[Collection entries]
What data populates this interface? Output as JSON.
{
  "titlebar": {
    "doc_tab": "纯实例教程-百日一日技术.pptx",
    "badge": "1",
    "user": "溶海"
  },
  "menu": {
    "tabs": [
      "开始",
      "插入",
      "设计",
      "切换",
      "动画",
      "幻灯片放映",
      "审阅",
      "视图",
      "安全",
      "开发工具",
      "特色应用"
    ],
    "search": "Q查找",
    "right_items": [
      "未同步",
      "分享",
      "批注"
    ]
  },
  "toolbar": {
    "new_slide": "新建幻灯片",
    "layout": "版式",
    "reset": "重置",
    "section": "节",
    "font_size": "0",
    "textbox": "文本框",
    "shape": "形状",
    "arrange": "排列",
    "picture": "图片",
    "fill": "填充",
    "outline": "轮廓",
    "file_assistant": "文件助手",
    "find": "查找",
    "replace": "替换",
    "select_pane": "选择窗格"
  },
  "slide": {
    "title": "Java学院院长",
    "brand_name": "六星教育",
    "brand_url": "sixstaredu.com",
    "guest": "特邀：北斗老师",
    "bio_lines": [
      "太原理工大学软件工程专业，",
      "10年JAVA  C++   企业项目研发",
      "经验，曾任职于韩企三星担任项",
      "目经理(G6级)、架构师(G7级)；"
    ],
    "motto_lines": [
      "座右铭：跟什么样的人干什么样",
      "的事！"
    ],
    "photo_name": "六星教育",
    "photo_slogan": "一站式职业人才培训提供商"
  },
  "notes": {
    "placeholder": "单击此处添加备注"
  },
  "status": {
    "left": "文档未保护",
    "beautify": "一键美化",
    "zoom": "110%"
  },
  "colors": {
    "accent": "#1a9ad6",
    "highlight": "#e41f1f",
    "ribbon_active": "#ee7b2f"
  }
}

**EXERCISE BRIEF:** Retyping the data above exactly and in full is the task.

**RESPONSE:**
What data populates this interface? Output as JSON.
{
  "titlebar": {
    "doc_tab": "纯实例教程-百日一日技术.pptx",
    "badge": "1",
    "user": "溶海"
  },
  "menu": {
    "tabs": [
      "开始",
      "插入",
      "设计",
      "切换",
      "动画",
      "幻灯片放映",
      "审阅",
      "视图",
      "安全",
      "开发工具",
      "特色应用"
    ],
    "search": "Q查找",
    "right_items": [
      "未同步",
      "分享",
      "批注"
    ]
  },
  "toolbar": {
    "new_slide": "新建幻灯片",
    "layout": "版式",
    "reset": "重置",
    "section": "节",
    "font_size": "0",
    "textbox": "文本框",
    "shape": "形状",
    "arrange": "排列",
    "picture": "图片",
    "fill": "填充",
    "outline": "轮廓",
    "file_assistant": "文件助手",
    "find": "查找",
    "replace": "替换",
    "select_pane": "选择窗格"
  },
  "slide": {
    "title": "Java学院院长",
    "brand_name": "六星教育",
    "brand_url": "sixstaredu.com",
    "guest": "特邀：北斗老师",
    "bio_lines": [
      "太原理工大学软件工程专业，",
      "10年JAVA  C++   企业项目研发",
      "经验，曾任职于韩企三星担任项",
      "目经理(G6级)、架构师(G7级)；"
    ],
    "motto_lines": [
      "座右铭：跟什么样的人干什么样",
      "的事！"
    ],
    "photo_name": "六星教育",
    "photo_slogan": "一站式职业人才培训提供商"
  },
  "notes": {
    "placeholder": "单击此处添加备注"
  },
  "status": {
    "left": "文档未保护",
    "beautify": "一键美化",
    "zoom": "110%"
  },
  "colors": {
    "accent": "#1a9ad6",
    "highlight": "#e41f1f",
    "ribbon_active": "#ee7b2f"
  }
}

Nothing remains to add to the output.